◆ Input for this task ◆
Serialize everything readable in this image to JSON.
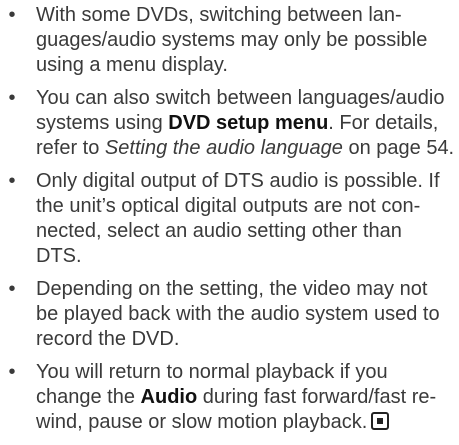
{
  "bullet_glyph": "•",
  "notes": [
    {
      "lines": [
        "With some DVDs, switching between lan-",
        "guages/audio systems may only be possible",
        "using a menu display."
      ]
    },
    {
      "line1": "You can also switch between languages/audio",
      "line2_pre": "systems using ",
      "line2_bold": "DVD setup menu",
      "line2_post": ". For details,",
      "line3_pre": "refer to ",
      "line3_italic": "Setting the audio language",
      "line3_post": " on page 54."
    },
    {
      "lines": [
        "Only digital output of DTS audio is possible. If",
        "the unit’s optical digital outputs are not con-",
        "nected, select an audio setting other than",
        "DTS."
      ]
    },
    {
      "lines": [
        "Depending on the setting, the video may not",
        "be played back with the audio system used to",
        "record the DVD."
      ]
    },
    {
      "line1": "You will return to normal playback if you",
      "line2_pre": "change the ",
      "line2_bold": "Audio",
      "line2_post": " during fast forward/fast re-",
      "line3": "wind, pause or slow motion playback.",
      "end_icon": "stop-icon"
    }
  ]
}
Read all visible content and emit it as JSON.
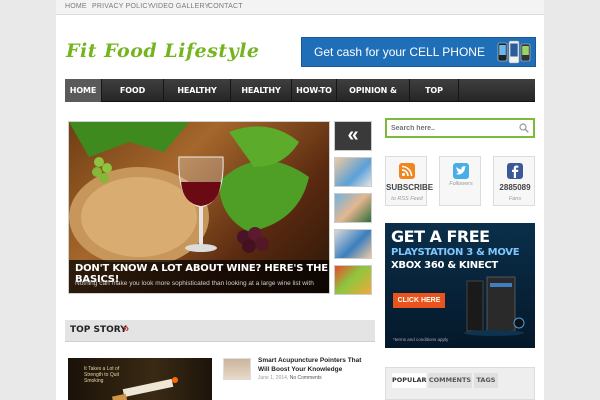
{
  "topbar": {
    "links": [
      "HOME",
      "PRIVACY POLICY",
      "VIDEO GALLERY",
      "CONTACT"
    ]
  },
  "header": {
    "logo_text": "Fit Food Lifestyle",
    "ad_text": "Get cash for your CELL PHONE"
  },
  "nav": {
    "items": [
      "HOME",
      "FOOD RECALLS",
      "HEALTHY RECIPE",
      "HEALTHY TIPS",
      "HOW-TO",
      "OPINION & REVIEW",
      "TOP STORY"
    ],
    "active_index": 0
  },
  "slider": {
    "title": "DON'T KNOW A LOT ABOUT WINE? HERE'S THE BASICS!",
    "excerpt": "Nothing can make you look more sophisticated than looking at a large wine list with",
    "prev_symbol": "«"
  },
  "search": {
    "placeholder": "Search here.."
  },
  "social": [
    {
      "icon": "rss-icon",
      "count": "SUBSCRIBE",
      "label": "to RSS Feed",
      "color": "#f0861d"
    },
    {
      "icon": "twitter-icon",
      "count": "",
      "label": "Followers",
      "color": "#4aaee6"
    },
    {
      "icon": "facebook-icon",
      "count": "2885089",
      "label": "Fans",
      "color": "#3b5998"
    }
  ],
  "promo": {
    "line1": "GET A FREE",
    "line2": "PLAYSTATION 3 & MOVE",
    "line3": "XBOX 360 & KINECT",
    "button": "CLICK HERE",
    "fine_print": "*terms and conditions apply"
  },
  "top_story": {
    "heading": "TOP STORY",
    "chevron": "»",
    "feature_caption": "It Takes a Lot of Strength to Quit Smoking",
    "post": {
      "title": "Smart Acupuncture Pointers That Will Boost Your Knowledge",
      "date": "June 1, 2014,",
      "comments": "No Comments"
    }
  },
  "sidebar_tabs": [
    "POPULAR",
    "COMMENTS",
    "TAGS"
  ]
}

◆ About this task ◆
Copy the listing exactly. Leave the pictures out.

◆ Task solution ◆
Serialize everything readable in this image to JSON.
{
  "bullet_glyph": "•",
  "notes": [
    {
      "lines": [
        "With some DVDs, switching between lan-",
        "guages/audio systems may only be possible",
        "using a menu display."
      ]
    },
    {
      "line1": "You can also switch between languages/audio",
      "line2_pre": "systems using ",
      "line2_bold": "DVD setup menu",
      "line2_post": ". For details,",
      "line3_pre": "refer to ",
      "line3_italic": "Setting the audio language",
      "line3_post": " on page 54."
    },
    {
      "lines": [
        "Only digital output of DTS audio is possible. If",
        "the unit’s optical digital outputs are not con-",
        "nected, select an audio setting other than",
        "DTS."
      ]
    },
    {
      "lines": [
        "Depending on the setting, the video may not",
        "be played back with the audio system used to",
        "record the DVD."
      ]
    },
    {
      "line1": "You will return to normal playback if you",
      "line2_pre": "change the ",
      "line2_bold": "Audio",
      "line2_post": " during fast forward/fast re-",
      "line3": "wind, pause or slow motion playback.",
      "end_icon": "stop-icon"
    }
  ]
}
Read all visible content and emit it as JSON.
{
  "topbar": {
    "links": [
      "HOME",
      "PRIVACY POLICY",
      "VIDEO GALLERY",
      "CONTACT"
    ]
  },
  "header": {
    "logo_text": "Fit Food Lifestyle",
    "ad_text": "Get cash for your CELL PHONE"
  },
  "nav": {
    "items": [
      "HOME",
      "FOOD RECALLS",
      "HEALTHY RECIPE",
      "HEALTHY TIPS",
      "HOW-TO",
      "OPINION & REVIEW",
      "TOP STORY"
    ],
    "active_index": 0
  },
  "slider": {
    "title": "DON'T KNOW A LOT ABOUT WINE? HERE'S THE BASICS!",
    "excerpt": "Nothing can make you look more sophisticated than looking at a large wine list with",
    "prev_symbol": "«"
  },
  "search": {
    "placeholder": "Search here.."
  },
  "social": [
    {
      "icon": "rss-icon",
      "count": "SUBSCRIBE",
      "label": "to RSS Feed",
      "color": "#f0861d"
    },
    {
      "icon": "twitter-icon",
      "count": "",
      "label": "Followers",
      "color": "#4aaee6"
    },
    {
      "icon": "facebook-icon",
      "count": "2885089",
      "label": "Fans",
      "color": "#3b5998"
    }
  ],
  "promo": {
    "line1": "GET A FREE",
    "line2": "PLAYSTATION 3 & MOVE",
    "line3": "XBOX 360 & KINECT",
    "button": "CLICK HERE",
    "fine_print": "*terms and conditions apply"
  },
  "top_story": {
    "heading": "TOP STORY",
    "chevron": "»",
    "feature_caption": "It Takes a Lot of Strength to Quit Smoking",
    "post": {
      "title": "Smart Acupuncture Pointers That Will Boost Your Knowledge",
      "date": "June 1, 2014,",
      "comments": "No Comments"
    }
  },
  "sidebar_tabs": [
    "POPULAR",
    "COMMENTS",
    "TAGS"
  ]
}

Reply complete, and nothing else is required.